Now, what the director, Barry Levinson, did was add over twenty minutes of new material to the film. This is footage that had to be dropped because of time restraints. Levinson also compressed other scenes into shorter flashbacks, so this version of the movie is only six minutes longer than the theatrical one. I’m not sure the new footage added to the movie as a whole. Most of it is in the first half of the film. Still, the movie works and there is more detail or history in the telling of the story.
The story itself deals with Roy Hobbs (Robert Redford). He had a natural gift for playing baseball as a boy that was developed with the help of his father before he passed away. As a young man, he’s drafted into the game and has to leave the farm where he grew up and his best friend, Iris (Glenn Close), who he’s in love with. Riding the train to the big city, he encounters a mysterious woman who’s played by Barbara Hershey. When he strikes out a baseball player known as the Whammer, she sets her eyes on him and soon shoots him before committing suicide.
Hobbs then disappears for sixteen years.
When he finally returns to baseball, he’s been drafted to the major leagues, but to a down-and-out team called the New York Knights. Hobbs is at the age when most players are retiring, and the manager, Pops Fisher, doesn’t like having him shoved down his throat. It’s a while before Hobbs is even allowed to hit a ball at batting practice. When he does, he knocks it out of the park. That begins a series of wins for the Knights.
The co-owner of the baseball team, however, doesn’t want them to win because he’ll have to sell his share of the team back to Pops. To divert Hobbs’ attention, the Judge, gets the beautiful Kim Basinger to date Hobbs. Pops is her uncle and considers her bad luck for Hobbs and the team. When a man thinks with his small head instead of his big one, he usually gets himself in trouble. Hobbs does just that and the teams starts losing again.
Enter Glenn Close, the girl from his past.
She knows the playing ability Roy Hobbs has and doesn’t want to see him lose. She goes to the game when the team is playing in Chicago and steps up in the crowd of people when Hobbs is at bat. He catches a glimpse of her and naturally hits a home run, knocking the ball into a tall clock tower and shattering the glass. The question is who will have the strongest pull on Hobbs—Glenn Close or Kim Basinger? Will Hobbs get his winning streak back? Will the Knights win the pennant? Will Pops Fisher lose the team to the Judge?

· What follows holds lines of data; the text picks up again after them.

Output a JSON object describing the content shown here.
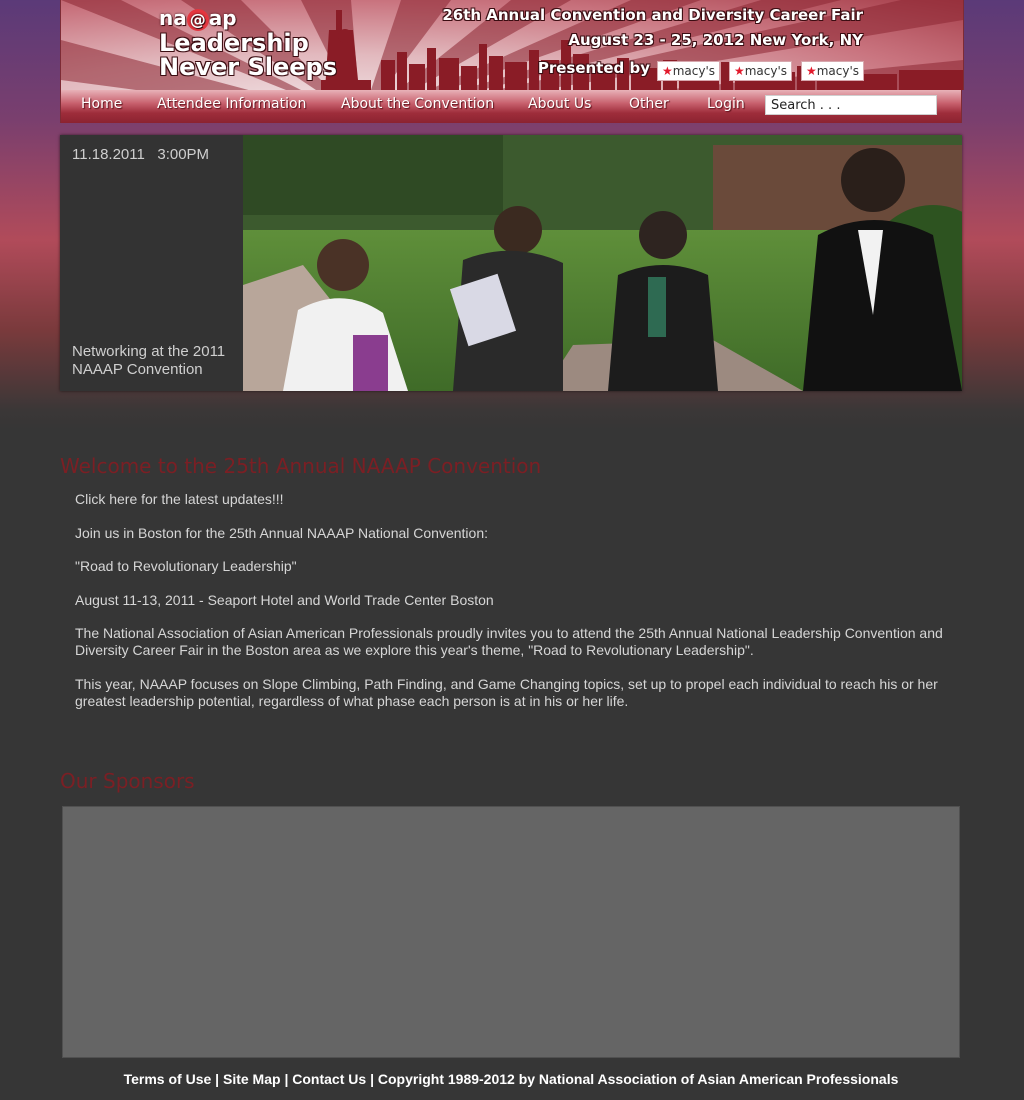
{
  "header": {
    "logo_text_left": "na",
    "logo_at": "@",
    "logo_text_right": "ap",
    "tagline_line1": "Leadership",
    "tagline_line2": "Never Sleeps",
    "convention_title": "26th Annual Convention and Diversity Career Fair",
    "convention_date": "August 23 - 25, 2012 New York, NY",
    "presented_by": "Presented by",
    "sponsor_logos": [
      "macy's",
      "macy's",
      "macy's"
    ]
  },
  "nav": {
    "items": [
      {
        "label": "Home"
      },
      {
        "label": "Attendee Information"
      },
      {
        "label": "About the Convention"
      },
      {
        "label": "About Us"
      },
      {
        "label": "Other"
      },
      {
        "label": "Login"
      }
    ],
    "search_placeholder": "Search . . ."
  },
  "feature": {
    "date": "11.18.2011   3:00PM",
    "caption": "Networking at the 2011 NAAAP Convention"
  },
  "welcome": {
    "heading": "Welcome to the 25th Annual NAAAP Convention",
    "link": "Click here for the latest updates!!!",
    "p1": "Join us in Boston for the 25th Annual NAAAP National Convention:",
    "p2": "\"Road to Revolutionary Leadership\"",
    "p3": "August 11-13, 2011 - Seaport Hotel and World Trade Center Boston",
    "p4": "The National Association of Asian American Professionals proudly invites you to attend the 25th Annual National Leadership Convention and Diversity Career Fair in the Boston area as we explore this year's theme, \"Road to Revolutionary Leadership\".",
    "p5": "This year, NAAAP focuses on Slope Climbing, Path Finding, and Game Changing topics, set up to propel each individual to reach his or her greatest leadership potential, regardless of what phase each person is at in his or her life."
  },
  "sponsors": {
    "heading": "Our Sponsors"
  },
  "footer": {
    "terms": "Terms of Use",
    "site_map": "Site Map",
    "contact": "Contact Us",
    "separator": "|",
    "copyright": "Copyright 1989-2012 by National Association of Asian American Professionals"
  },
  "colors": {
    "accent": "#8b2330",
    "heading": "#7b1f24",
    "background": "#363636"
  }
}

This is a feel-good movie about a man down on his luck, who rises to become a hero against all the obstacles placed in front of him. This is a movie that makes you cheer the goodness in humanity and the sheer will to succeed against those who would have it otherwise.
The film has an unbelievable cast that includes: Robert Redford, Glenn Close, Kim Basinger, Wilford Brimley, Barbara Hershey, Robert Prosky, Richard Farnsworth, Robert Duvall, Darren McGavin, Joe Don Baker, Michael Madsen, and Mike Starr. It’s not often a cast of this caliber is pulled together for a sports movie. Here’s a bit of movie trivia. Robert Prosky who plays the Judge also starred in Rudy and played the former dean of Notre Dame, a Catholic priest who helps Rudy along the way.

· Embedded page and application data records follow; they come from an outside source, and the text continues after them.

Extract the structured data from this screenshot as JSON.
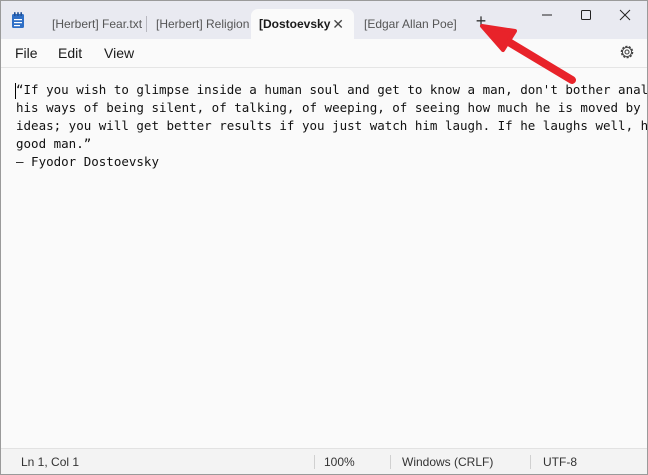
{
  "tabs": [
    {
      "label": "[Herbert] Fear.txt",
      "active": false
    },
    {
      "label": "[Herbert] Religion a",
      "active": false
    },
    {
      "label": "[Dostoevsky",
      "active": true
    },
    {
      "label": "[Edgar Allan Poe] Tl",
      "active": false
    }
  ],
  "menu": {
    "file": "File",
    "edit": "Edit",
    "view": "View"
  },
  "document": {
    "lines": [
      "“If you wish to glimpse inside a human soul and get to know a man, don't bother analyzing",
      "his ways of being silent, of talking, of weeping, of seeing how much he is moved by noble",
      "ideas; you will get better results if you just watch him laugh. If he laughs well, he's a",
      "good man.”",
      "— Fyodor Dostoevsky"
    ]
  },
  "status": {
    "position": "Ln 1, Col 1",
    "zoom": "100%",
    "line_ending": "Windows (CRLF)",
    "encoding": "UTF-8"
  },
  "colors": {
    "annotation_arrow": "#e8232a",
    "titlebar": "#e9eaf1",
    "notepad_icon": "#2f6fc6"
  },
  "icons": [
    "notepad-app-icon",
    "close-tab-icon",
    "plus-icon",
    "minimize-icon",
    "maximize-icon",
    "close-window-icon",
    "gear-icon",
    "red-annotation-arrow"
  ]
}
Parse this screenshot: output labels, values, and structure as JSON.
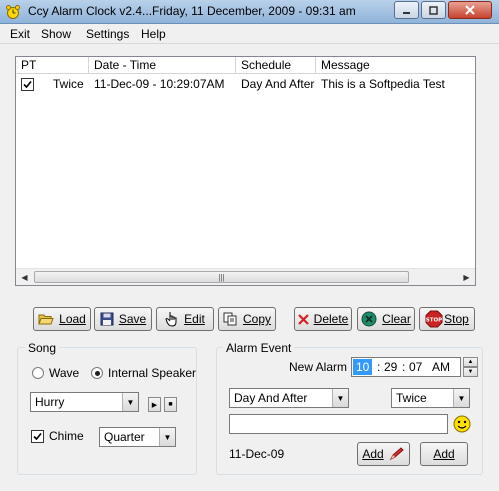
{
  "window": {
    "title": "Ccy Alarm Clock v2.4...Friday, 11 December, 2009 - 09:31 am"
  },
  "menu": {
    "items": [
      "Exit",
      "Show",
      "Settings",
      "Help"
    ]
  },
  "alarm_list": {
    "columns": [
      "PT",
      "Date - Time",
      "Schedule",
      "Message"
    ],
    "rows": [
      {
        "checked": true,
        "repeat": "Twice",
        "datetime": "11-Dec-09 - 10:29:07AM",
        "schedule": "Day And After",
        "message": "This is a Softpedia Test"
      }
    ]
  },
  "toolbar": {
    "load": "Load",
    "save": "Save",
    "edit": "Edit",
    "copy": "Copy",
    "delete": "Delete",
    "clear": "Clear",
    "stop": "Stop"
  },
  "song": {
    "group_label": "Song",
    "wave_label": "Wave",
    "speaker_label": "Internal Speaker",
    "selected_source": "Internal Speaker",
    "song_value": "Hurry",
    "chime_label": "Chime",
    "chime_checked": true,
    "chime_value": "Quarter"
  },
  "alarm_event": {
    "group_label": "Alarm Event",
    "new_alarm_label": "New Alarm :",
    "hour": "10",
    "minute": "29",
    "second": "07",
    "ampm": "AM",
    "schedule_value": "Day And After",
    "repeat_value": "Twice",
    "message_value": "",
    "date_text": "11-Dec-09",
    "add_label_1": "Add",
    "add_label_2": "Add"
  },
  "colors": {
    "title_bar": "#b9d1ea",
    "selected_hour_bg": "#3399ff",
    "close_button": "#c7442f",
    "delete_icon": "#d42020",
    "clear_icon": "#1e8c6a",
    "stop_icon": "#cc2222"
  }
}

The music in The Natural by Randy Newman raises the level of the film from a really good movie to a great one. You’ll be humming the theme for days once you’ve seen it. I remember buying the soundtrack when the movie originally came out.

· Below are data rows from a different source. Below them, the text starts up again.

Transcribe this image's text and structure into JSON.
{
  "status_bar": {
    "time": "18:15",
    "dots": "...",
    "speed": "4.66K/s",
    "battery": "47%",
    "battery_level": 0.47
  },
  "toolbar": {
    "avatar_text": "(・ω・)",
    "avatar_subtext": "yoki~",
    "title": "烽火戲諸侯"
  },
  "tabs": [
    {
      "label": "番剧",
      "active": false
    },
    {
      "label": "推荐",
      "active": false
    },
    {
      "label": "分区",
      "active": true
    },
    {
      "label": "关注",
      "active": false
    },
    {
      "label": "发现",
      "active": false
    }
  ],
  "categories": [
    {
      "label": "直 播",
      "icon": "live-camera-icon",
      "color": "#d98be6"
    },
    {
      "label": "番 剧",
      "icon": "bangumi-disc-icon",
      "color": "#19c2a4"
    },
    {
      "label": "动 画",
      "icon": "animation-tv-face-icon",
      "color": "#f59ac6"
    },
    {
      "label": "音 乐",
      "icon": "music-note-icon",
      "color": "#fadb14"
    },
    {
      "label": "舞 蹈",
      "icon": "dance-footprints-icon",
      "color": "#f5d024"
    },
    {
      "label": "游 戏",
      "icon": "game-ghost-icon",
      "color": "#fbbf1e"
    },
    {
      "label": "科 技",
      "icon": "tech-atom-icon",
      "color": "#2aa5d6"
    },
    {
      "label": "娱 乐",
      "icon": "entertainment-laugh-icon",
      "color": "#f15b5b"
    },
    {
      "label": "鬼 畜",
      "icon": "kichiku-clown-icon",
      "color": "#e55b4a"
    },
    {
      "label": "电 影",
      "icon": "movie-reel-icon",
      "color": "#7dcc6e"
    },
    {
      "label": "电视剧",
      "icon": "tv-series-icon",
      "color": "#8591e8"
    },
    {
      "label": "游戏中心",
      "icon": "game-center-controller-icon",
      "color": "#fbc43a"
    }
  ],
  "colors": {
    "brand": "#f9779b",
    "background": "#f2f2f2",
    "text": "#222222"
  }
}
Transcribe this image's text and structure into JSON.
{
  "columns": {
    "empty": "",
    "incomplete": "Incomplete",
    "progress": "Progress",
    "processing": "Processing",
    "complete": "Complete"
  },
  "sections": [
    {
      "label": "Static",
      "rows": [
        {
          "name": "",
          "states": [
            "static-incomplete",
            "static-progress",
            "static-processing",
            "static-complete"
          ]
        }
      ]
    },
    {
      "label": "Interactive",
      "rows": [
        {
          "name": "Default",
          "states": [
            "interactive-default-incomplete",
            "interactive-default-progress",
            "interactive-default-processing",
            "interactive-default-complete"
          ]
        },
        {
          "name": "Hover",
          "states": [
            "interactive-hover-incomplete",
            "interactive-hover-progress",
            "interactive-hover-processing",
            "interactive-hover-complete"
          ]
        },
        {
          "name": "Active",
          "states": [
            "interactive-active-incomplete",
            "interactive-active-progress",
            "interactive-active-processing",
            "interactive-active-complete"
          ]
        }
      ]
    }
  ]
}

The second disc in this set has over three hours of behind-the-scenes featurettes with at least an hour devoted to the making of the movie. There’s a lot of stuff here on baseball and many of the true incidents that inspired the writing of the novel. This makes the DVD set a great one in my opinion.
If you like Field of Dreams and Rudy, you’ll love this movie. You don’t even have to be a baseball fan to enjoy it…just someone who likes to see the underdog finally win.